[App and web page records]
'''

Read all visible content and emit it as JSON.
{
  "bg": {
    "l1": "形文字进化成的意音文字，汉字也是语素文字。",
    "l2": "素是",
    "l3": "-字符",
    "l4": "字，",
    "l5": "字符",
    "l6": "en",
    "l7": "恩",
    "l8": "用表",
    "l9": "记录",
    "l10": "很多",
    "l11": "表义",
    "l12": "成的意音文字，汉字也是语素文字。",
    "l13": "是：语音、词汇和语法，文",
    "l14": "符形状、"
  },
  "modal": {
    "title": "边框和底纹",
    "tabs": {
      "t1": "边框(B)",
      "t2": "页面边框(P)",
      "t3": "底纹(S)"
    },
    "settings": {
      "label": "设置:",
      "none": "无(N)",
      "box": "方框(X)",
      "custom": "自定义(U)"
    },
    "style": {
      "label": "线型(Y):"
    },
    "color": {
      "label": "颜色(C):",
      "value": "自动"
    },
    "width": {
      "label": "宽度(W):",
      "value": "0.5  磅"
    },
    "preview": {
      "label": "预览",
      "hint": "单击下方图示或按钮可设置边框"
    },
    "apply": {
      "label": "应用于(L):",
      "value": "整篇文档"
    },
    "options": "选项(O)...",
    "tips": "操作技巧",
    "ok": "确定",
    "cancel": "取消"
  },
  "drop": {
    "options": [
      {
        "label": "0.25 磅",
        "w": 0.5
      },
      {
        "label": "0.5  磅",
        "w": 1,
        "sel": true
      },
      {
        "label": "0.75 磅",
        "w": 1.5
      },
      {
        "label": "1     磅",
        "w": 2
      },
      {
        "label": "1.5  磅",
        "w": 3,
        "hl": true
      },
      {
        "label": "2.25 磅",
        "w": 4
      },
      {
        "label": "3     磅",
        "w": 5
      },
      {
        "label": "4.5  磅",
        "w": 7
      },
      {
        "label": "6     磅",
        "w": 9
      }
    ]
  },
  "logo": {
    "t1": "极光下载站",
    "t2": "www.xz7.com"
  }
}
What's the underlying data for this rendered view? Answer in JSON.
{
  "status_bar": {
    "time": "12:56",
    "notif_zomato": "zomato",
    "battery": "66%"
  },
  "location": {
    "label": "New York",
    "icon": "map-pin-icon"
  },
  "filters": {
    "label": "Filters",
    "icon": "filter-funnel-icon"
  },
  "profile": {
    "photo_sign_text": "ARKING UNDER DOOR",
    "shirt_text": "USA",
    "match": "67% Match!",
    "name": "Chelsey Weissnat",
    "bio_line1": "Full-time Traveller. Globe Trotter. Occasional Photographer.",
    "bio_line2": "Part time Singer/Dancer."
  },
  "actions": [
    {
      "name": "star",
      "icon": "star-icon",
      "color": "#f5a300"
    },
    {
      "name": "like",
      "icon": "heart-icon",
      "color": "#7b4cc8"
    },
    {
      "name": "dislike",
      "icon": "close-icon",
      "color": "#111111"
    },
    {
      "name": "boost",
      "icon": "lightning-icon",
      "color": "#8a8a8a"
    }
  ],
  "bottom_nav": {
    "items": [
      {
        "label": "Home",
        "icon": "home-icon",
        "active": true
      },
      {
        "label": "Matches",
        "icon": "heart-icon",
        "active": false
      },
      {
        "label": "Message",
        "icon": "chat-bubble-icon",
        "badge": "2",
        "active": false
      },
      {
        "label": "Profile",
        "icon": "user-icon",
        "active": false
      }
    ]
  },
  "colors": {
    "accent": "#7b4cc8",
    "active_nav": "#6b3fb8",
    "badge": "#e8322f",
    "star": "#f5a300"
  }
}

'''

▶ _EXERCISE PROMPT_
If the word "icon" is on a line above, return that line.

▶ _RESPONSE AREA_
    "icon": "map-pin-icon"
    "icon": "filter-funnel-icon"
      "icon": "star-icon",
      "icon": "heart-icon",
      "icon": "close-icon",
      "icon": "lightning-icon",
        "icon": "home-icon",
        "icon": "heart-icon",
        "icon": "chat-bubble-icon",
        "icon": "user-icon",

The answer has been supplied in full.